Our forthcoming health visitor and school nurse networking events are crammed packed with speakers who are leading lights in safeguarding and experts in service improvements through service user engagement. We also have interactive workshops addressing a plethora of public health issues pertaining to children, young people and families. A great opportunity to network and learn.
But does networking really make a difference? The answer is a resounding yes! We know successful change initiatives are led by leaders with very strong professional, or strong personal, networks. Health visiting and school nursing can be professionally isolating due to the nature of the work and we have seen how both professional groups have readily interacted with virtual conferencing, such as our ‘week of actions' and social media networks, such as Twitter.
We were astounded by the reach of the last week of action #Health5to19 . Our blogs received over 7000 views and we were tweeted over 3000 times, with a potential reach to over 13 million accounts! We also know from your feedback how important it is to come together as a professional group. |So building on last year’s events we have responded to your comments.
We have listened and focused the events on safeguarding – an important issue for health visitors and school nurses and the families they serve. We will be discussing the role of health visitors and school nurses with regard to safeguarding and the challenges within modern society, including vulnerability, CSE, modern slavery and asylum seeking children.
We will also address quality improvement and how we use the service-user voice to support change. You will also get to hear about a few of the new developments to support your development and revalidation.
The interactive workshops are an opportunity to learn something new or to follow an area of interest – it may be hard to choose from the list so the lunch and refreshment breaks have been designed to support networking, sharing and idea exchange.
We want you to leave these events with better connections and an increased knowledge about what the networking can offer and a deep rooted desire to continue with those connections, follow up those conversations and build on those ideas so that they come to fruition. If we achieve all of this then we can confidently say we merged the art and science – we created the opportunity and now you have an opportunity to use the networks as a catalyst for change.
Wendy Nicholson is the Lead Nurse for Children, Young People and Families at Public Health England

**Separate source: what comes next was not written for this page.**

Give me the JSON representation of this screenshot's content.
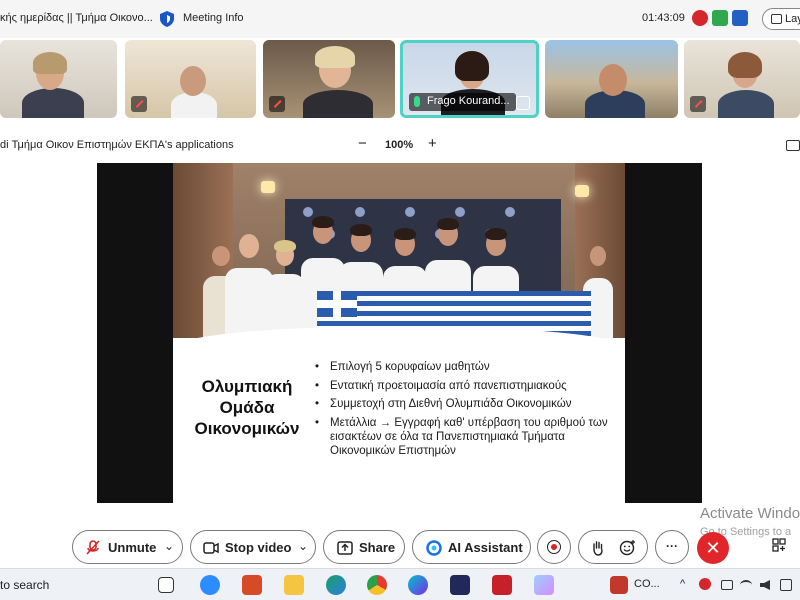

There is still time to book a place at our regional Health Visitor and School Nurse Good Practice events via this link (first event is 1st Feb 2017)
So please can you cascade to your networks and Tweet using #AOHCYP for our regional events.